Elaeis guineensis, or the African Oil Palm, is one of the most common and prolific raw materials grown today. It has been around for thousands of years. Originating in Africa, where it is a common cooking oil, it is now grown throughout Southeast Asia and South America. During the Industrial Revolution, it was used as a lubricant. Both palm fruit oil and palm kernel oil are high in saturated fat (49% and 81%, respectively), which makes it a popular shelf-stable ingredient in processed foods. It is also relatively low in cost. In fact, palm oil is found in everything from baked goods to personal care products to gasoline and biofuels. As a result, palm oil plantations have exploded in growth over the past ten years.

Because it does not contain trans fats, its use exploded after trans fats were declared unhealthy by the Food and Drug Administration. However, there is some controversy over whether palm oil is a healthier substitute for trans fats in our diets. After all, palm oil is high in saturated fat, which is implicated in higher LDL and triglyceride levels than, say, polyunsaturated oils like olive oil.

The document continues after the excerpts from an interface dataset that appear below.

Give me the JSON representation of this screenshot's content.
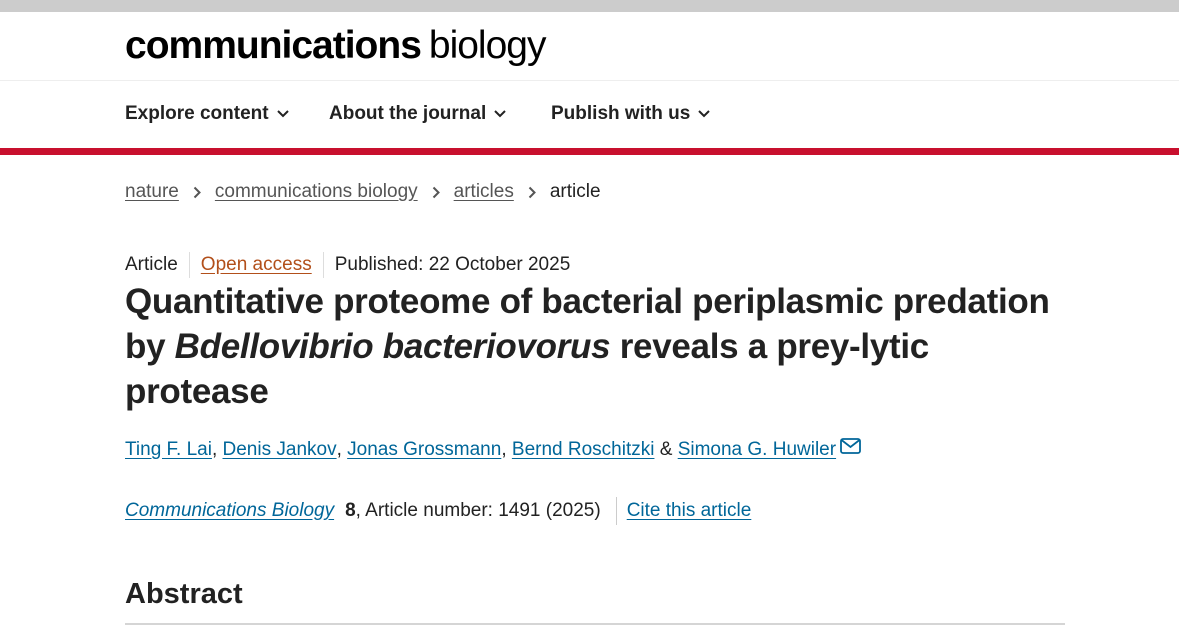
{
  "logo": {
    "bold": "communications",
    "light": "biology"
  },
  "nav": {
    "items": [
      {
        "label": "Explore content"
      },
      {
        "label": "About the journal"
      },
      {
        "label": "Publish with us"
      }
    ]
  },
  "breadcrumb": {
    "items": [
      "nature",
      "communications biology",
      "articles"
    ],
    "current": "article"
  },
  "article": {
    "type": "Article",
    "access": "Open access",
    "published": "Published: 22 October 2025",
    "title_part1": "Quantitative proteome of bacterial periplasmic predation by ",
    "title_italic": "Bdellovibrio bacteriovorus",
    "title_part2": " reveals a prey-lytic protease",
    "authors": [
      "Ting F. Lai",
      "Denis Jankov",
      "Jonas Grossmann",
      "Bernd Roschitzki",
      "Simona G. Huwiler"
    ],
    "author_separator": ", ",
    "author_last_separator": " & ",
    "citation": {
      "journal": "Communications Biology",
      "volume": "8",
      "rest": ", Article number: 1491 (2025)",
      "cite_label": "Cite this article"
    }
  },
  "abstract": {
    "heading": "Abstract"
  },
  "colors": {
    "accent_red": "#c8102e",
    "link_blue": "#006699",
    "open_access_orange": "#b24f1a"
  },
  "icons": {
    "nav_chevron": "chevron-down-icon",
    "breadcrumb_sep": "chevron-right-icon",
    "corresponding": "envelope-icon"
  }
}
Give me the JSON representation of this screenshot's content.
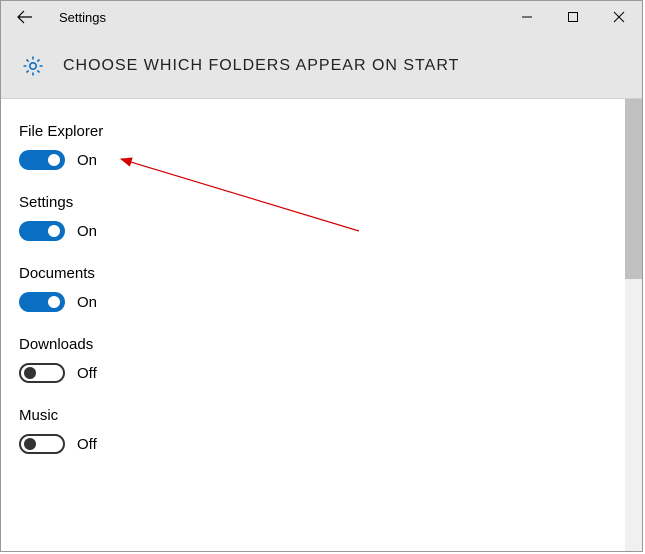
{
  "titlebar": {
    "title": "Settings"
  },
  "header": {
    "page_title": "CHOOSE WHICH FOLDERS APPEAR ON START"
  },
  "state_labels": {
    "on": "On",
    "off": "Off"
  },
  "settings": [
    {
      "label": "File Explorer",
      "on": true
    },
    {
      "label": "Settings",
      "on": true
    },
    {
      "label": "Documents",
      "on": true
    },
    {
      "label": "Downloads",
      "on": false
    },
    {
      "label": "Music",
      "on": false
    }
  ],
  "colors": {
    "accent": "#0a6fc2",
    "header_bg": "#e6e6e6"
  }
}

Environmental Impact of Palm Oil

Oil palms are grown by the thousands as a monocrop. As with any such operation, large quantities of synthetic fertilizer and pesticides are often used, which leaves an indelible mark on air, water, soil and farmers’ health. Another serious problem has to do with deforestation. The world’s rainforest are hosts to hundreds of animal species that rely on them for their survival. The rampant deforestation taking place in places like Indonesia (the largest producer), Malaysia, Borneo and Sumatra threaten keystone species like the Orangutan. They are now at risk for total extinction. This should not be. Rainforest destruction also results in an increase in CO2 emissions into the atmosphere through clear-cutting and burning. We need our rainforests to sequester CO2 and to contribute to biodiversity and habitats for many endangered species.

Can We Eliminate Palm Oil?

This would be a challenge because palm oil and its by-products are everywhere. It is easier to find palm oil in processed foods than in cleaning products or personal care products, because its byproducts have many names. Many product labels will not list palm oil specifically, but will list an ingredient by its chemical, or INCI, name. For example, Stearic acid, a common skincare ingredient, is derived from palm oil. Some beauty bars and cosmetics may list sodium palmate, which is another name for saponified palm oil. Squalene and some tocopherols, also common in skincare products, may be derived from palm oil. The curious consumer would have to contact the manufacturer to find out if palm oil byproducts are being used. One way to do it is with the help of the Codecheck Food & Cosmetics Scanner app, available on iTunes and Google Play.
At WEBA Natural Products, we have made every effort to source sustainable raw materials that do not contain palm oil. Our bar soaps are one of the few manufactured in the United States that are free of palm oil and palm kernel oil. Luckily, there are alternative raw materials available that are sourced from olive, sunflower and coconut oils instead of palm oil. These ingredients may cost more, but we believe that saving our precious rainforests more than makes up for the added cost. We believe that our consumers will think so, too.

Grist article on palm oil and rainforests information
Wikipedia information about palm oil
FDA page on the use of palm oil
Harvard Health Letter article on palm oil

Palm oil fruit from oil palm plantation